Date: Thu, 30 Dec 2004 23:25:34 +0000 (GMT)
From: "Rachel Eley" <firstname.lastname@example.org>
Subject: the sound of one hand raised
To: "S. Sandrigon" <email@example.com>
How is a banjolali tuned?
We have acquired one.
Date: Thu, 30 Dec 2004 22:09:30 -0800 (PST)
From: "James Welsch" firstname.lastname@example.org
To: "Rachel Eley" <email@example.com>
banjo dictionary: http://www.pamelasmusic.co.uk/pages/Banjo%20dictionary.htm
possible tunings: http://www.irish-banjo.com/instruments/banjolele/tunings.html
Here's the deal with banjos: they are often tuned like guitars (or something with both fourths & thirds) for rhythmic purposes & making chords, &c. (like the baritone uke, the upper part of a guitar, which is d g b e) & making chords, &c. I recommend this approach. For melodic purposes, they are tuned like violins, violas or mandolins (in fifths; like for in Irish music or classical music, a banjo is tuned like a viola.)

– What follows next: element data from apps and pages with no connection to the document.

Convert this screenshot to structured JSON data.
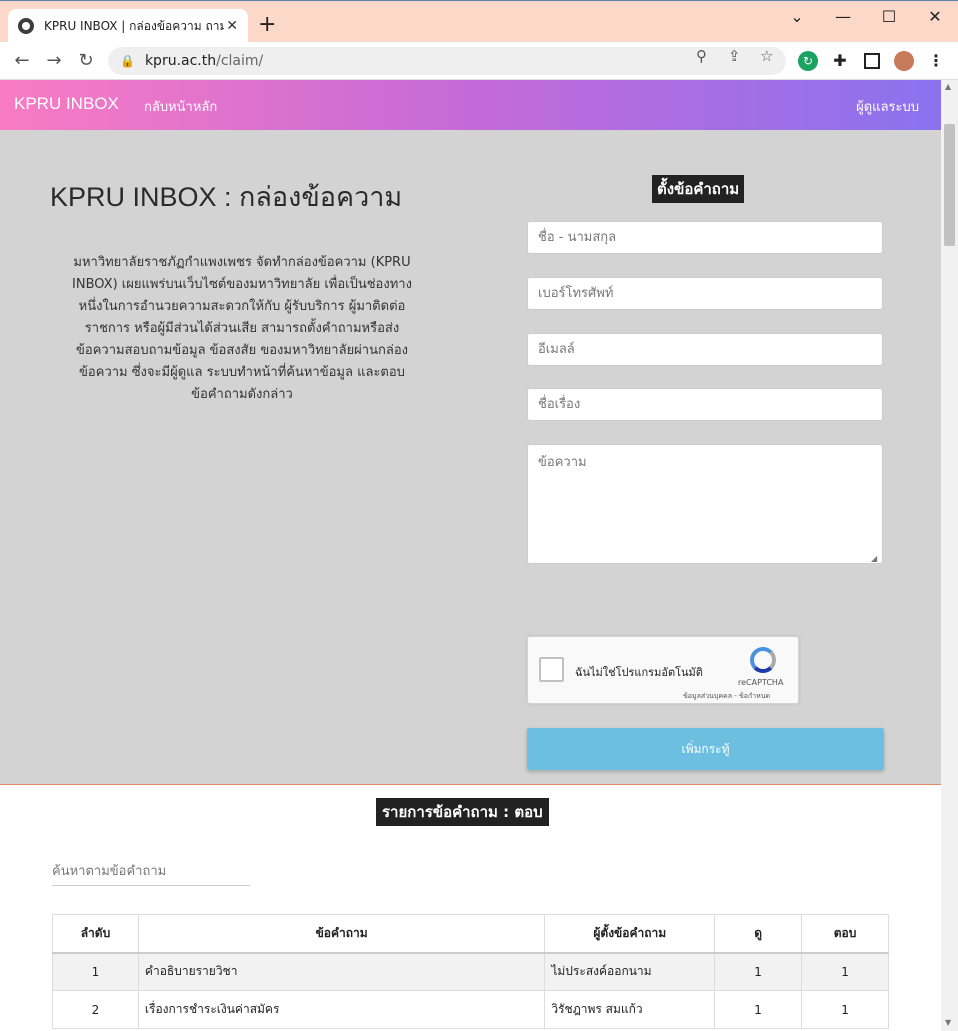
{
  "browser": {
    "tab_title": "KPRU INBOX | กล่องข้อความ ถาม ต",
    "tab_close": "✕",
    "new_tab": "+",
    "url_host": "kpru.ac.th",
    "url_path": "/claim/",
    "window_controls": [
      "minimize",
      "maximize",
      "close"
    ]
  },
  "nav": {
    "brand": "KPRU INBOX",
    "home_link": "กลับหน้าหลัก",
    "admin_link": "ผู้ดูแลระบบ"
  },
  "hero": {
    "title": "KPRU INBOX : กล่องข้อความ",
    "description": "มหาวิทยาลัยราชภัฏกำแพงเพชร จัดทำกล่องข้อความ (KPRU INBOX) เผยแพร่บนเว็บไซต์ของมหาวิทยาลัย เพื่อเป็นช่องทางหนึ่งในการอำนวยความสะดวกให้กับ ผู้รับบริการ ผู้มาติดต่อราชการ หรือผู้มีส่วนได้ส่วนเสีย สามารถตั้งคำถามหรือส่งข้อความสอบถามข้อมูล ข้อสงสัย ของมหาวิทยาลัยผ่านกล่องข้อความ ซึ่งจะมีผู้ดูแล ระบบทำหน้าที่ค้นหาข้อมูล และตอบข้อคำถามดังกล่าว"
  },
  "form": {
    "title": "ตั้งข้อคำถาม",
    "name_placeholder": "ชื่อ - นามสกุล",
    "phone_placeholder": "เบอร์โทรศัพท์",
    "email_placeholder": "อีเมลล์",
    "subject_placeholder": "ชื่อเรื่อง",
    "message_placeholder": "ข้อความ",
    "captcha_label": "ฉันไม่ใช่โปรแกรมอัตโนมัติ",
    "captcha_brand": "reCAPTCHA",
    "captcha_links": "ข้อมูลส่วนบุคคล - ข้อกำหนด",
    "submit_label": "เพิ่มกระทู้"
  },
  "list": {
    "title": "รายการข้อคำถาม : ตอบ",
    "search_placeholder": "ค้นหาตามข้อคำถาม",
    "columns": [
      "ลำดับ",
      "ข้อคำถาม",
      "ผู้ตั้งข้อคำถาม",
      "ดู",
      "ตอบ"
    ],
    "rows": [
      {
        "no": "1",
        "question": "คำอธิบายรายวิชา",
        "asker": "ไม่ประสงค์ออกนาม",
        "views": "1",
        "answers": "1"
      },
      {
        "no": "2",
        "question": "เรื่องการชำระเงินค่าสมัคร",
        "asker": "วิรัชฎาพร สมแก้ว",
        "views": "1",
        "answers": "1"
      }
    ]
  }
}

My only experience with the banjolele is from an amazing group called the "Horse flies", which you should try & find their recording calld "In the dance tent". They play minimalist folk hippie dance jams. They use it percussively, such that it doesn't matter what notes are being played.
Date: Fri, 30 Dec 2005 20:00:45 +0000 (GMT)
From: "Rachel Eley" <firstname.lastname@example.org>
Subject: and three haggi came from the east and Mary said "yuk"
To: "S. Sandrigon" <email@example.com>
They took my banjolali away. Not Amanda and Michael, the Fates. It was recalled to it's former unloving home. Apparently the teenage daugther of the household has recently formed an obsession for Kenny Chesney, though why this requires the poor instrument I don't know. Just as I had worked out that "Suzanne" played with sufficient relentlessness was the key to making the world do as I say. A real shame.
Hope your radio silence is an indication of great activity and high times.